Source Directory of Open Access Journals (DOAJ)
Content type Text
Publisher Frontiers Media S.A.
File Format HTM / HTML
Date Created 2014-05-22
Copyright Year ©2012
Language English
Subject Domain (in LCC) RC321-571
Subject Keyword Neuropsychiatry ♦ Biological psychiatry ♦ Neurosciences ♦ Synaptic connectivity ♦ Memory ♦ Hebbian cell assemblies ♦ Internal medicine ♦ Learning ♦ Medicine ♦ Synaptic plasticity ♦ STDP
Abstract Spike synchronization is thought to have a constructive role for feature integration, attention, associativelearning, and the formation of bidirectionally connected Hebbian cell assemblies. By contrast, theoreticalstudies on spike-timing-dependent plasticity (STDP) report an inherently decoupling influence of spikesynchronization on synaptic connections of coactivated neurons. For example, bidirectional synapticconnections as found in cortical areas could be reproduced only by assuming realistic models of STDP andrate coding.

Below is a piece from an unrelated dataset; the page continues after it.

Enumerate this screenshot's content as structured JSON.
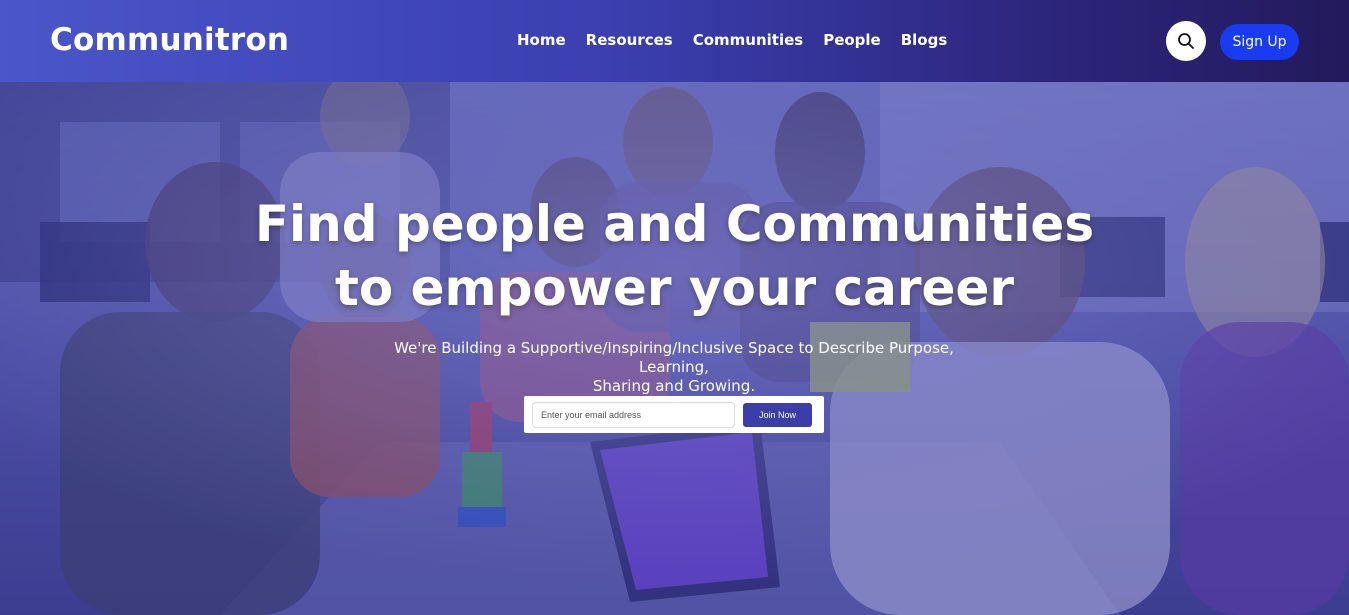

We resolve this conflict by theoretical analysis and simulation of various simple and realisticSTDP models that provide a more complete characterization of conditions when STDP leads to eithercoupling or decoupling of neurons firing in synchrony. In particular, we show that STDP consistentlycouples synchronized neurons if key model parameters are matched to physiological data: First, synapticpotentiation must be significantly stronger than synaptic depression for small (positive or negative) timelags between presynaptic and postsynaptic spikes. Second, spike synchronization must be sufficientlyimprecise, for example, within a time window of 5-10msec instead of 1msec. Third, axonal propagationdelays should not be much larger than dendritic delays. Under these assumptions synchronized neuronswill be strongly coupled leading to a dominance of bidirectional synaptic connections even for simpleSTDP models and low mean firing rates at the level of spontaneous activity.
ISSN 16625188

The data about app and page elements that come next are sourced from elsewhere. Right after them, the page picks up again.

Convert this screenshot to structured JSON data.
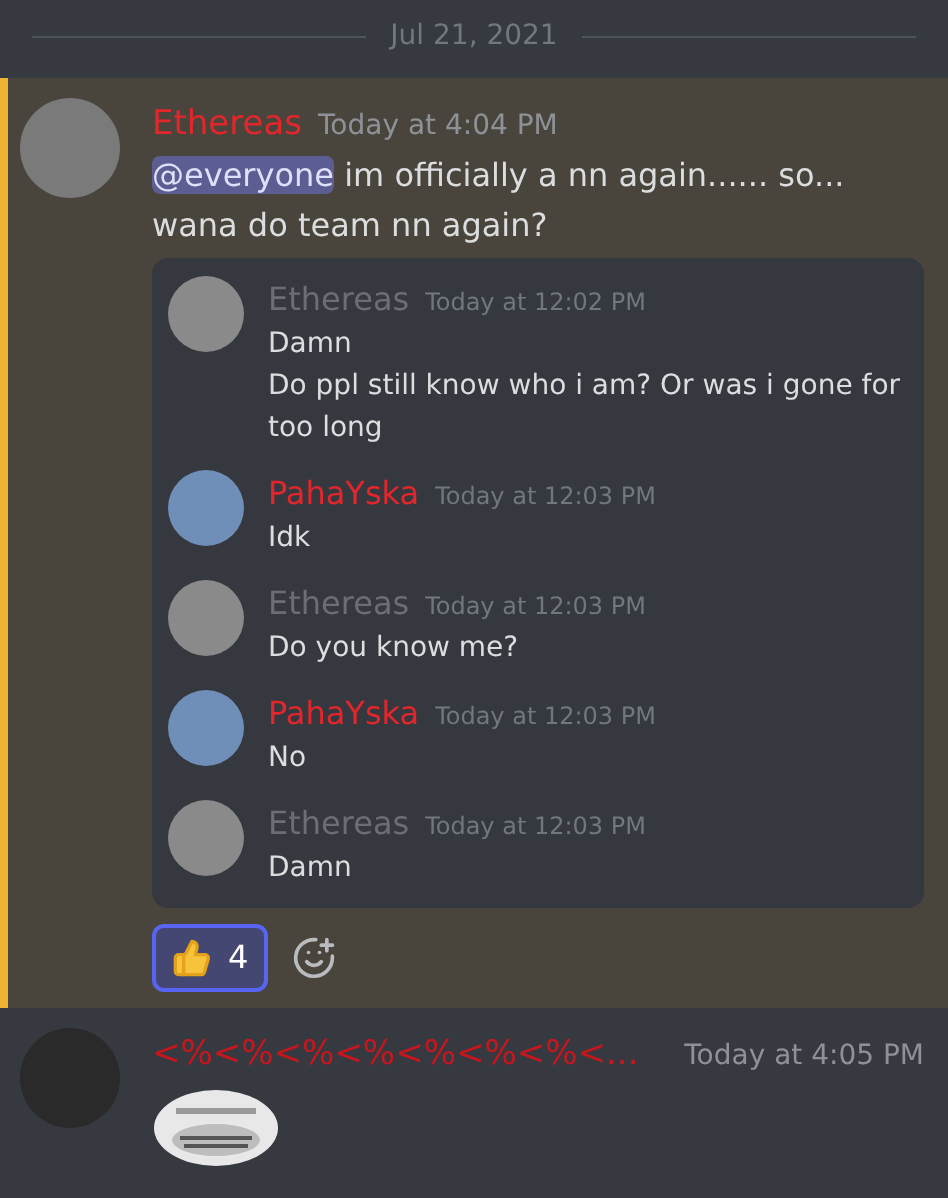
{
  "date_divider": "Jul 21, 2021",
  "messages": [
    {
      "author": "Ethereas",
      "color": "#e3262b",
      "timestamp": "Today at 4:04 PM",
      "highlighted": true,
      "content": [
        {
          "kind": "mention",
          "text": "@everyone"
        },
        {
          "kind": "text",
          "text": " im officially a nn again...... so... wana do team nn again?"
        }
      ],
      "quoted": [
        {
          "author": "Ethereas",
          "color": "#6c6e73",
          "timestamp": "Today at 12:02 PM",
          "lines": [
            "Damn",
            "Do ppl still know who i am? Or was i gone for too long"
          ]
        },
        {
          "author": "PahaYska",
          "color": "#e3262b",
          "timestamp": "Today at 12:03 PM",
          "lines": [
            "Idk"
          ]
        },
        {
          "author": "Ethereas",
          "color": "#6c6e73",
          "timestamp": "Today at 12:03 PM",
          "lines": [
            "Do you know me?"
          ]
        },
        {
          "author": "PahaYska",
          "color": "#e3262b",
          "timestamp": "Today at 12:03 PM",
          "lines": [
            "No"
          ]
        },
        {
          "author": "Ethereas",
          "color": "#6c6e73",
          "timestamp": "Today at 12:03 PM",
          "lines": [
            "Damn"
          ]
        }
      ],
      "reactions": [
        {
          "count": "4",
          "selected": true
        }
      ]
    },
    {
      "author": "<%<%<%<%<%<%<%<...",
      "color": "#c8161e",
      "timestamp": "Today at 4:05 PM",
      "highlighted": false
    }
  ]
}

Age Range 18 to 22 years ♦ above 22 year
Educational Use Research
Education Level UG and PG ♦ Career/Technical Study
Learning Resource Type Article
Publisher Date 2012-08-01
e-ISSN 16625188
Journal Frontiers in Computational Neuroscience
Volume Number 6


Source: Directory of Open Access Journals (DOAJ)